Compassion Above All Else: Local Good Samaritan Spotlights Problem of Patient Dumping
A week ago Tuesday, a few minutes before midnight, the temperature in Baltimore was below freezing. A man namedImamu Baraka stepped out of his office on Howard Street, near the University of Maryland Medical Center Midtown Campus for a quick trip to the drugstore. He encountered security guards from the hospital pushing a young woman in a wheelchair, who was dressed only in a hospital gown and socks, despite the frigid cold.
The reasons she came to be taken out of the hospital by security guards are also unclear. What is clear, however, is that Mr. Baraka saw something, and said something. He got involved. And he showed extraordinary compassion and concern for a woman who was a stranger to him.

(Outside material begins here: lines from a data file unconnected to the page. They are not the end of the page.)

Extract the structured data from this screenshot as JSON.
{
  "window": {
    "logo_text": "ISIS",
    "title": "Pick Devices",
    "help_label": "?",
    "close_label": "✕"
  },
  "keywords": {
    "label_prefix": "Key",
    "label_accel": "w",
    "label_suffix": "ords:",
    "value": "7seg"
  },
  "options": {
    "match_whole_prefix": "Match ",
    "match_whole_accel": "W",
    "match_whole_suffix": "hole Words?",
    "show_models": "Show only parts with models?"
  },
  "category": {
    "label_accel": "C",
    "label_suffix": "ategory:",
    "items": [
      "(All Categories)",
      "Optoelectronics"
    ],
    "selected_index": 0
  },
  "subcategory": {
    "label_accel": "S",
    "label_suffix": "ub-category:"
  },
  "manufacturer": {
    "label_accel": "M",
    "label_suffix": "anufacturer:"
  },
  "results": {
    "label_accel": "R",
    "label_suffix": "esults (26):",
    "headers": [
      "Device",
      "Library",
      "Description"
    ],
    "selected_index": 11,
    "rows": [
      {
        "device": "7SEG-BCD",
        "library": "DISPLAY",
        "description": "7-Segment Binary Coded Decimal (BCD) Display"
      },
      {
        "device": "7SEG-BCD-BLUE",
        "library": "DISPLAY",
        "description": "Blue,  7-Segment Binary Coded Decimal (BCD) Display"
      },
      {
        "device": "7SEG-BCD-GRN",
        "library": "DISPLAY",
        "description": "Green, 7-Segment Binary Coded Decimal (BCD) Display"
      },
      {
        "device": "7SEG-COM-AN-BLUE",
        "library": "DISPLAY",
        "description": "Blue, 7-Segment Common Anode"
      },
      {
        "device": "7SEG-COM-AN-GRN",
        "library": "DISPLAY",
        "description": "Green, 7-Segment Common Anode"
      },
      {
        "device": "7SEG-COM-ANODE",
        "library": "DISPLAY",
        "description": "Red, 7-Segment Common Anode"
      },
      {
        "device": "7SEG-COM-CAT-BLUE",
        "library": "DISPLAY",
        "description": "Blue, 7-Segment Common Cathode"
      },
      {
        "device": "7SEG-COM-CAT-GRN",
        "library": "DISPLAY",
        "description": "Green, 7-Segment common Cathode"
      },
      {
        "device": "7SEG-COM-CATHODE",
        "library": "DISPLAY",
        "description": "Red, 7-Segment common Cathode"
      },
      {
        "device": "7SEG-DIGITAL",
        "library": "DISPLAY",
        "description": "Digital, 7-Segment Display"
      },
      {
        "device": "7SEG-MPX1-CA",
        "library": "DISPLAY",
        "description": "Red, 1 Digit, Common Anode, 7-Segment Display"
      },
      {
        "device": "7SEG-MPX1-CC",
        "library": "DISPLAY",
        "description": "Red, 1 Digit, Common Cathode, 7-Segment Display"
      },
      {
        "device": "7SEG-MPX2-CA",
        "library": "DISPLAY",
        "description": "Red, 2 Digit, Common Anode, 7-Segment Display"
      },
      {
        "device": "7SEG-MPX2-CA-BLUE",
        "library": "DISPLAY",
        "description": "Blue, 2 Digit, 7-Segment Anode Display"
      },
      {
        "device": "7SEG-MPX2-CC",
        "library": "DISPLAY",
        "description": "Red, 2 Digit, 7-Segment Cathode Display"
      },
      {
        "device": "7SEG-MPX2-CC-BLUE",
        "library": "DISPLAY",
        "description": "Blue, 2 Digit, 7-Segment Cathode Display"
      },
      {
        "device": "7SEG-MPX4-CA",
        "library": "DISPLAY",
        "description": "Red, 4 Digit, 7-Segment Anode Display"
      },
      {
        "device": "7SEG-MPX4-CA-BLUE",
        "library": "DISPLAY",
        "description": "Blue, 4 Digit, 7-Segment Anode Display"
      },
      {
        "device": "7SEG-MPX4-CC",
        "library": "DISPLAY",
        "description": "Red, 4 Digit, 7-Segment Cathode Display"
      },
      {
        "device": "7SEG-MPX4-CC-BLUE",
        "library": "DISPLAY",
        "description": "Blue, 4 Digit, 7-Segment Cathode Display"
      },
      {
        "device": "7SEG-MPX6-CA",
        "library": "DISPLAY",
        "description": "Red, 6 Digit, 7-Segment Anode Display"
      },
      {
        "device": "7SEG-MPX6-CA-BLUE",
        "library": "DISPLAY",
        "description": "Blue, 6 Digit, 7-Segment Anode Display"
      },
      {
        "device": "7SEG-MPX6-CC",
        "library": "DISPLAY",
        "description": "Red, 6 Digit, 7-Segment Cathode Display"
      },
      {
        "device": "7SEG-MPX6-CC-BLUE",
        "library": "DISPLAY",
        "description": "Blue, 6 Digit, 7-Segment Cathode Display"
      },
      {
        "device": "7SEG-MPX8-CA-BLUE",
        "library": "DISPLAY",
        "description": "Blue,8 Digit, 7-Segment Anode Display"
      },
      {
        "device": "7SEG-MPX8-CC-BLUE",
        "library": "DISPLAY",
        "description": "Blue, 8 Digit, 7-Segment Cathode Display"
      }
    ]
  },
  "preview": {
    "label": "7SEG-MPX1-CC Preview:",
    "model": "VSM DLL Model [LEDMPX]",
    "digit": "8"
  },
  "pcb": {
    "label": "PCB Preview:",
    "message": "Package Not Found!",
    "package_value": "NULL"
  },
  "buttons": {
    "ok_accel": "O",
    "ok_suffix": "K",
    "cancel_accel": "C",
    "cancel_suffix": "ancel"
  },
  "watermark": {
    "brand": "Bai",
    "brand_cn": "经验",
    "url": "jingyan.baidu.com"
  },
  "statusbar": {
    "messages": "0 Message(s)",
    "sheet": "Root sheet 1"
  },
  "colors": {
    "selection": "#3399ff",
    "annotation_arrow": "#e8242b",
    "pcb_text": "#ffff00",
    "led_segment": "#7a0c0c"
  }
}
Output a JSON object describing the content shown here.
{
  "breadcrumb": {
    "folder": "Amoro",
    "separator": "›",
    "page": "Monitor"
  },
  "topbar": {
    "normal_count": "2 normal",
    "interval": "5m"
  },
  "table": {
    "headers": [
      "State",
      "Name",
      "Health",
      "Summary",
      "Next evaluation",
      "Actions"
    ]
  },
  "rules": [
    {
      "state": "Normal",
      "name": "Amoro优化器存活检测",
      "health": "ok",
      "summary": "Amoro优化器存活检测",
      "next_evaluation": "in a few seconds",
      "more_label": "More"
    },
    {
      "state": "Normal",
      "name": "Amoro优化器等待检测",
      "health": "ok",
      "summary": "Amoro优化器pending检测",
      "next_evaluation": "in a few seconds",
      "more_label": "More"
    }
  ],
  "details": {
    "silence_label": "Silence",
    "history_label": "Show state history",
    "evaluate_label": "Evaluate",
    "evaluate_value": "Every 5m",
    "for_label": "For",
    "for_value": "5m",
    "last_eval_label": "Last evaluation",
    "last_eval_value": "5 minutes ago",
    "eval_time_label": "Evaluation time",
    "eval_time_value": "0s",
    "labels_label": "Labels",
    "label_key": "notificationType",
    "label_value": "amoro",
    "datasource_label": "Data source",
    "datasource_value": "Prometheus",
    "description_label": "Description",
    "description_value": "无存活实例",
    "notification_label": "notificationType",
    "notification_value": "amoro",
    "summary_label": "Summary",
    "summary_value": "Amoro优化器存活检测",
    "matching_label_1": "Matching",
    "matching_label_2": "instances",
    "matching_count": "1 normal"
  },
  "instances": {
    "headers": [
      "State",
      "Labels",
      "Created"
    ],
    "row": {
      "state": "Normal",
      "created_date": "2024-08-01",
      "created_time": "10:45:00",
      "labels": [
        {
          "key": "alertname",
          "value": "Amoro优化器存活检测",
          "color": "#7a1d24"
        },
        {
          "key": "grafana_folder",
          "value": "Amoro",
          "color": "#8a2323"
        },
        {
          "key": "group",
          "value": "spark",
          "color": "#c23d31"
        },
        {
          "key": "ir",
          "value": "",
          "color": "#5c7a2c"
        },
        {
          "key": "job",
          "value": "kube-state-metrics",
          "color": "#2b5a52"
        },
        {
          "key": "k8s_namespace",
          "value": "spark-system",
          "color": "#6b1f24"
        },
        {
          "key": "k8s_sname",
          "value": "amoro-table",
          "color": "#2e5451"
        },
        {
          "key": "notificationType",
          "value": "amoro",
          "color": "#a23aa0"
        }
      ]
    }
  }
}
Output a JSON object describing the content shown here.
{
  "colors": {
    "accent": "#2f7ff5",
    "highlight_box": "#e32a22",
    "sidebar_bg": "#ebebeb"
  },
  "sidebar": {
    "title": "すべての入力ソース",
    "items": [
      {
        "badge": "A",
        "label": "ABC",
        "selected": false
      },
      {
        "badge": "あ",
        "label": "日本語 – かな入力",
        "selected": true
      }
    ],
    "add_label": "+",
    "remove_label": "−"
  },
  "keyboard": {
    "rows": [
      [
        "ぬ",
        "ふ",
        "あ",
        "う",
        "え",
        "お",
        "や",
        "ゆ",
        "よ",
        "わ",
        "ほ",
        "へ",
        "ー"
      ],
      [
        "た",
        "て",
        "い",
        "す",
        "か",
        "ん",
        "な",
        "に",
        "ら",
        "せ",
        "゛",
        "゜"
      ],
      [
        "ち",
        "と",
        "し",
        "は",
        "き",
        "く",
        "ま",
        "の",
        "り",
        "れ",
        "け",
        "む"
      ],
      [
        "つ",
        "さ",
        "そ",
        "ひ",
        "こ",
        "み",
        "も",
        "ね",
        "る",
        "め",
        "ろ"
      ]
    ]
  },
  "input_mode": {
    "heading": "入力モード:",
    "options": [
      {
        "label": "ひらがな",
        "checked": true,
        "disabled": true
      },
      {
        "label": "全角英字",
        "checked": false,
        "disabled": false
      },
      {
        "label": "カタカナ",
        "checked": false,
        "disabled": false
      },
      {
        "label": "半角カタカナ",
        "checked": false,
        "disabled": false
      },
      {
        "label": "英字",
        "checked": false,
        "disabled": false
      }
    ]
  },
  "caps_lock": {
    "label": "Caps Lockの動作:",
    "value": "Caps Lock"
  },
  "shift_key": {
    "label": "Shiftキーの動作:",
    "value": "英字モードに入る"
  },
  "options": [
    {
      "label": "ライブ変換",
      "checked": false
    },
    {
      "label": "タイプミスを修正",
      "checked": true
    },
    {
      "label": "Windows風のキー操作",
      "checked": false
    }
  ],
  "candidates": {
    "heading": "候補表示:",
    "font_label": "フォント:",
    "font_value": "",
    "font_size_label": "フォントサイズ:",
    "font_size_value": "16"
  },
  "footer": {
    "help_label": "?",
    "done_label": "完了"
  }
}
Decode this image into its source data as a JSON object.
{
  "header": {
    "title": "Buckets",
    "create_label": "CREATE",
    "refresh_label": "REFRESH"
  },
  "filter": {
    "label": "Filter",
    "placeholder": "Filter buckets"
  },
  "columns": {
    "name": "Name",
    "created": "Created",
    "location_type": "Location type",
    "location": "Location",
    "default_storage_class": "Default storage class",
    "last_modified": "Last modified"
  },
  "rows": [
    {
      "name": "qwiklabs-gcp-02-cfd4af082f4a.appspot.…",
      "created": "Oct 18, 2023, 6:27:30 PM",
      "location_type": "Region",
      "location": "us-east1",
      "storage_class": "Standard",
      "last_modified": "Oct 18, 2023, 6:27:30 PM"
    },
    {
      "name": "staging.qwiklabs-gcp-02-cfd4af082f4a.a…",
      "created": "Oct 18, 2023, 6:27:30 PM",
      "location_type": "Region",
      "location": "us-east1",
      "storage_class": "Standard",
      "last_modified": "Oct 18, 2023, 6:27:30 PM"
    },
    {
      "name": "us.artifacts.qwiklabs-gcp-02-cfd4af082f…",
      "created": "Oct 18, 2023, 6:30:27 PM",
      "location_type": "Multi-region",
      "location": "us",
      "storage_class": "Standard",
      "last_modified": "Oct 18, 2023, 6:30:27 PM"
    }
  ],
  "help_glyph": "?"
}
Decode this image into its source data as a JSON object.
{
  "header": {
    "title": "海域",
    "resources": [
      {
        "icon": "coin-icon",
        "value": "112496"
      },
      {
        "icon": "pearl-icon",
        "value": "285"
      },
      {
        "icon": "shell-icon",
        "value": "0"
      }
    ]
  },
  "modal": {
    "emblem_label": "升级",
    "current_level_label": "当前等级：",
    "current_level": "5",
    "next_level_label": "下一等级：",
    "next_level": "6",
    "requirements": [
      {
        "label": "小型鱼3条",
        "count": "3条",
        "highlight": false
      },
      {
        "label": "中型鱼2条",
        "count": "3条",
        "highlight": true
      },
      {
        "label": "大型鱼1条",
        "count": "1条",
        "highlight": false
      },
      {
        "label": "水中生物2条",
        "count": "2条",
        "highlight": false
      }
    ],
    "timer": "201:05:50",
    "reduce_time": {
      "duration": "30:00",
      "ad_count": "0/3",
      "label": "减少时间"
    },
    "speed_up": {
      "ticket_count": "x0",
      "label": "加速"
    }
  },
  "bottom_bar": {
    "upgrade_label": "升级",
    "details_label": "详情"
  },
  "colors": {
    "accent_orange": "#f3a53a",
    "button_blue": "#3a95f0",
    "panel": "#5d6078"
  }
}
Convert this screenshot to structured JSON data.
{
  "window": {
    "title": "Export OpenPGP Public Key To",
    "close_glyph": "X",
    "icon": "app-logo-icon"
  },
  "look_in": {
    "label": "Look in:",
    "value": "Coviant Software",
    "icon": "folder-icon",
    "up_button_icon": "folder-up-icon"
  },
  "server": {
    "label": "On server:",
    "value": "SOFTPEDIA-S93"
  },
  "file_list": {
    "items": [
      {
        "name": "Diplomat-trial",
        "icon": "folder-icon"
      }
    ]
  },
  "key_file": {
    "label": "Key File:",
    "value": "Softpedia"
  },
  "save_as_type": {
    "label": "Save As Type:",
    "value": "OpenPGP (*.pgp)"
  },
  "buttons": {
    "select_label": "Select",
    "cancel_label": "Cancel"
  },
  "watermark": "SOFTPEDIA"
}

Mr. Baraka joins Tom to share that experience, and to question the inhumane policies that permitted hospital workers to discharge a vulnerable patient into the freezing night. Then, Tom discusses the access-to-care challenges facing many people suffering from mental health issues and homelessness, with Dr. Jonathan Shepherd, board president of the Black Mental Health Alliance and medical director of Hope Health Systems, a private Baltimore mental health treatment center. Joining the conversation on the line from California is Philip Reese,a Pulitzer Prize finalist and reporter for the Sacramento Bee who has written about "patient dumping" incidents in Nevada.